With its bold artwork in attention-grabbing, intense colors, this large-format collection of Greek myths and gods begs to be made into posters.
The fantastical images could come straight from 1960s album covers, mixing reality and symbolism, with a diversity of skin colors and some hint at gender fluidity—it’s definitely a mythology collection for a new generation. Full-page images fill one half of each spread on a particular personality while opposite are a few paragraphs and some smaller visual vignettes. Each entry includes a terse “Where” and What” section and the name of the figure in Greek, a unique feature of this enticing volume. The stories are told in a matter-of-fact, contemporary style. Writing about Ares, part of the description reads: “His most famous partner was the goddess of love Aphrodite. Even though she was married to Hephaestus they had lots of kids together.” Four stories are singled out for greater focus: those of Heracles, Odysseus, the Trojan War, and Jason and the Argonauts. Occasionally the visuals don’t correlate with the text. “The Fates were ugly, lame, old women,” it claims, but the artist depicts them as three handsome, brown-skinned women. This mythological encyclopedia should certainly encourage readers to find the new graphic-novel adaptations of the myths or Homer’s epic poems themselves, although the book lacks sources or a bibliography.
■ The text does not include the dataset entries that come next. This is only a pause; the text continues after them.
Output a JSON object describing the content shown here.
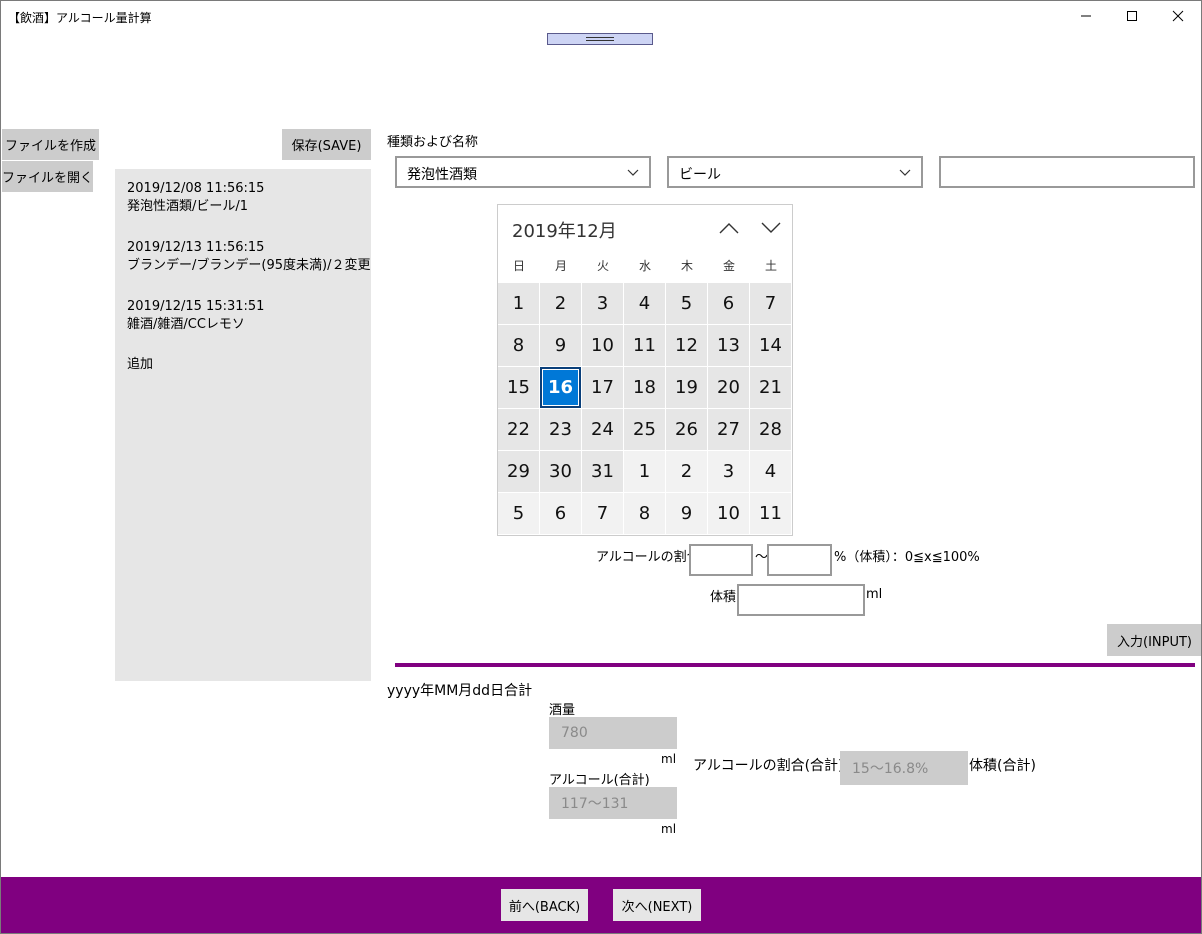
{
  "window": {
    "title": "【飲酒】アルコール量計算"
  },
  "sidebar": {
    "create_file": "ファイルを作成",
    "open_file": "ファイルを開く"
  },
  "list": {
    "save_label": "保存(SAVE)",
    "items": [
      {
        "date": "2019/12/08 11:56:15",
        "desc": "発泡性酒類/ビール/1"
      },
      {
        "date": "2019/12/13 11:56:15",
        "desc": "ブランデー/ブランデー(95度未満)/２変更"
      },
      {
        "date": "2019/12/15 15:31:51",
        "desc": "雑酒/雑酒/CCレモソ"
      }
    ],
    "add_label": "追加"
  },
  "form": {
    "category_label": "種類および名称",
    "category_value": "発泡性酒類",
    "type_value": "ビール",
    "name_value": "",
    "alcohol_label": "アルコールの割合",
    "range_sep": "～",
    "range_hint": "%（体積）：0≦x≦100%",
    "volume_label": "体積",
    "volume_unit": "ml",
    "input_label": "入力(INPUT)"
  },
  "calendar": {
    "header": "2019年12月",
    "weekdays": [
      "日",
      "月",
      "火",
      "水",
      "木",
      "金",
      "土"
    ],
    "selected_day": "16",
    "days": [
      "1",
      "2",
      "3",
      "4",
      "5",
      "6",
      "7",
      "8",
      "9",
      "10",
      "11",
      "12",
      "13",
      "14",
      "15",
      "16",
      "17",
      "18",
      "19",
      "20",
      "21",
      "22",
      "23",
      "24",
      "25",
      "26",
      "27",
      "28",
      "29",
      "30",
      "31",
      "1",
      "2",
      "3",
      "4",
      "5",
      "6",
      "7",
      "8",
      "9",
      "10",
      "11"
    ]
  },
  "summary": {
    "title": "yyyy年MM月dd日合計",
    "liquor_label": "酒量",
    "liquor_value": "780",
    "liquor_unit": "ml",
    "alcohol_total_label": "アルコール(合計)",
    "alcohol_total_value": "117～131",
    "alcohol_total_unit": "ml",
    "ratio_total_label": "アルコールの割合(合計)",
    "ratio_total_value": "15～16.8%",
    "volume_total_label": "体積(合計)"
  },
  "footer": {
    "back_label": "前へ(BACK)",
    "next_label": "次へ(NEXT)"
  },
  "colors": {
    "accent": "#800080",
    "selected": "#0078d7",
    "panel": "#e6e6e6",
    "button": "#cccccc"
  }
}
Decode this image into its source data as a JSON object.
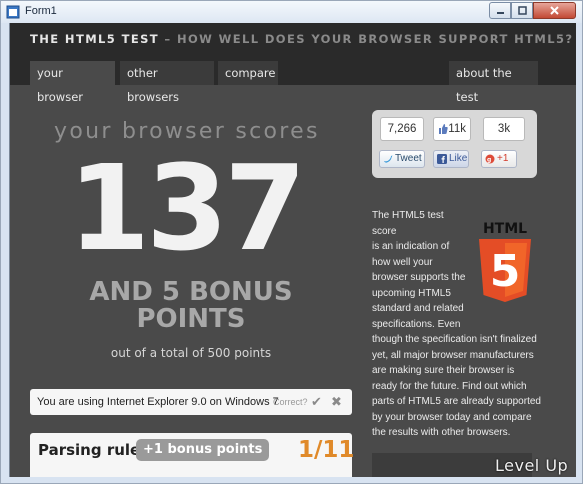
{
  "window": {
    "title": "Form1"
  },
  "header": {
    "title": "THE HTML5 TEST",
    "subtitle": " – HOW WELL DOES YOUR BROWSER SUPPORT HTML5?"
  },
  "tabs": [
    {
      "label": "your browser"
    },
    {
      "label": "other browsers"
    },
    {
      "label": "compare"
    },
    {
      "label": "about the test"
    }
  ],
  "score": {
    "heading": "your browser scores",
    "value": "137",
    "bonus_line1": "AND 5 BONUS",
    "bonus_line2": "POINTS",
    "total": "out of a total of 500 points"
  },
  "browser_detect": {
    "text": "You are using Internet Explorer 9.0 on Windows 7",
    "correct_label": "Correct?"
  },
  "parsing": {
    "title": "Parsing rules",
    "badge": "+1 bonus points",
    "score": "1/11"
  },
  "social": {
    "tweet_count": "7,266",
    "like_count": "11k",
    "plus_count": "3k",
    "tweet_label": "Tweet",
    "like_label": "Like",
    "plus_label": "+1"
  },
  "description": {
    "lines_short": [
      "The HTML5 test score",
      "is an indication of",
      "how well your",
      "browser supports the",
      "upcoming HTML5",
      "standard and related",
      "specifications. Even"
    ],
    "rest": "though the specification isn't finalized yet, all major browser manufacturers are making sure their browser is ready for the future. Find out which parts of HTML5 are already supported by your browser today and compare the results with other browsers."
  },
  "logo": {
    "text": "HTML",
    "number": "5",
    "color": "#e44d26"
  },
  "watermark": "Level Up"
}
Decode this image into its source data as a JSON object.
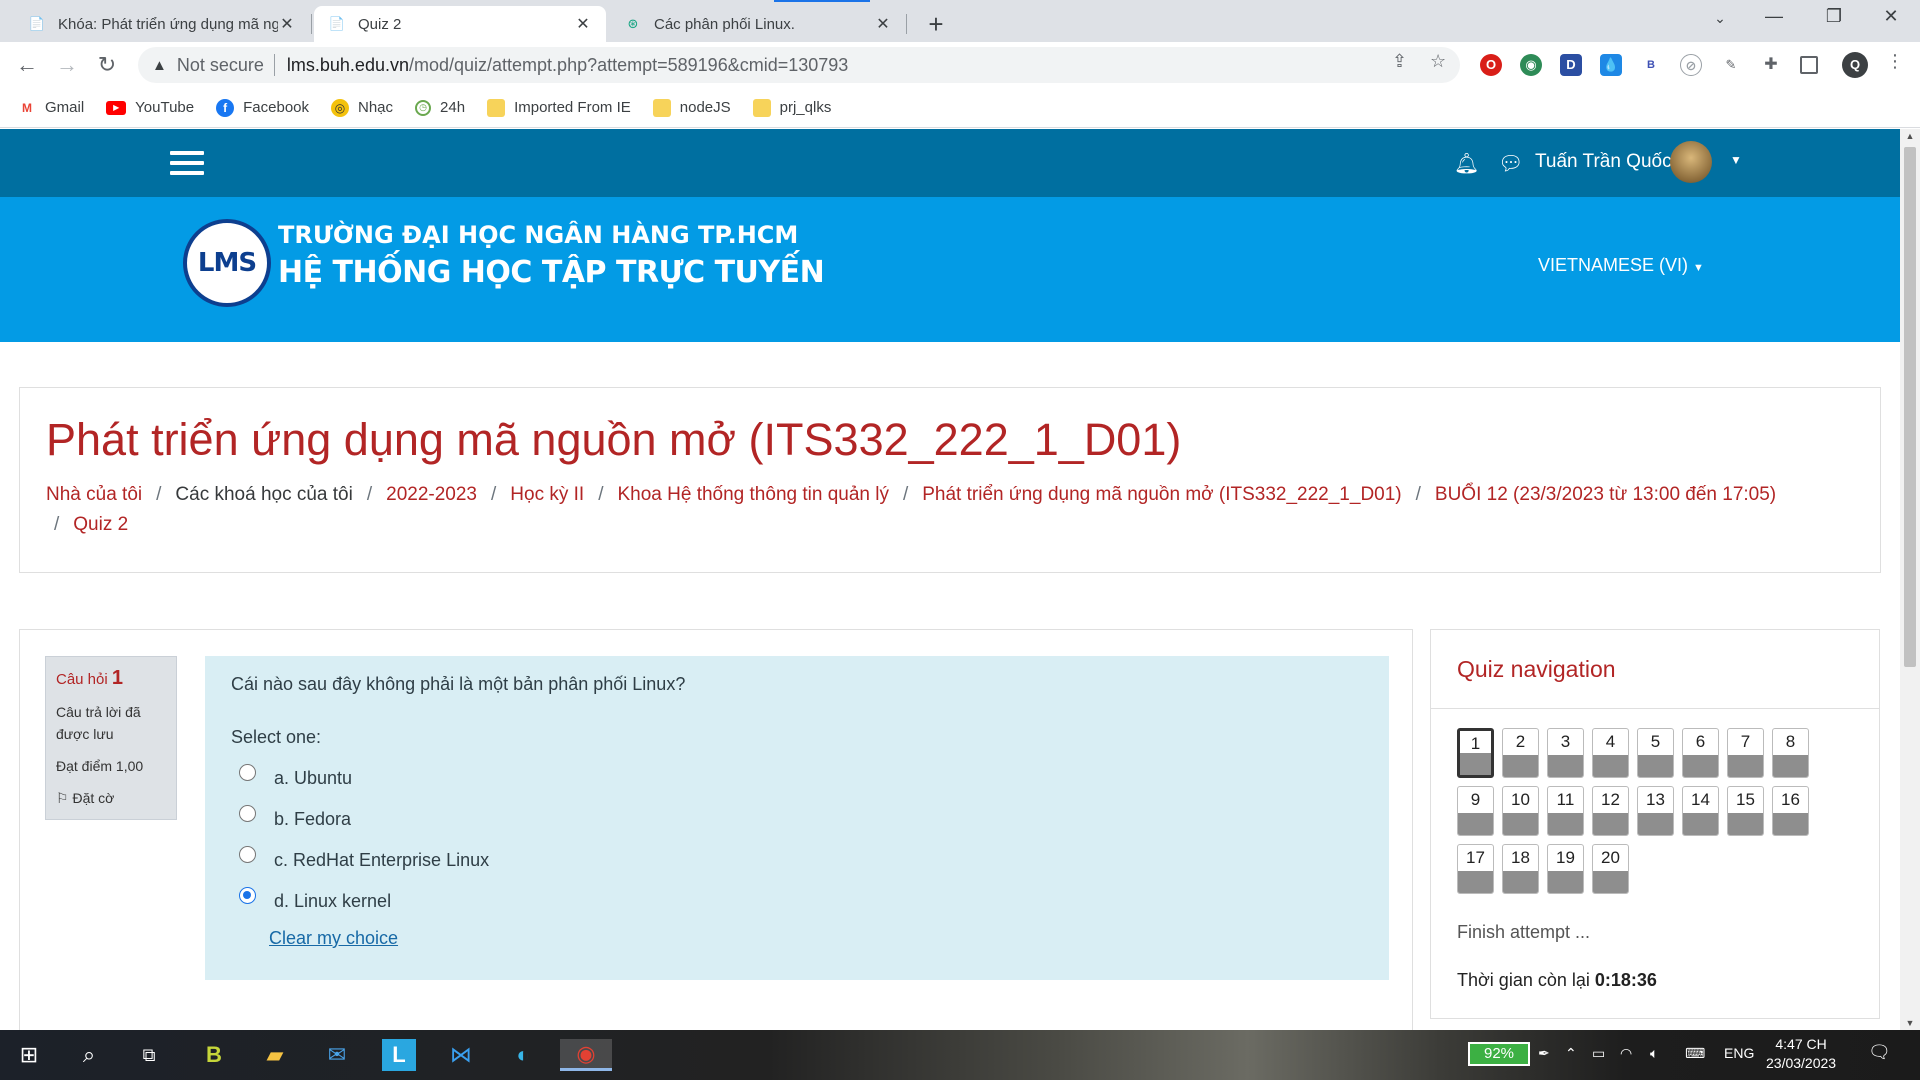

A visually over-the-top paean to stories that still resonate today. (Cosmology. 11-15)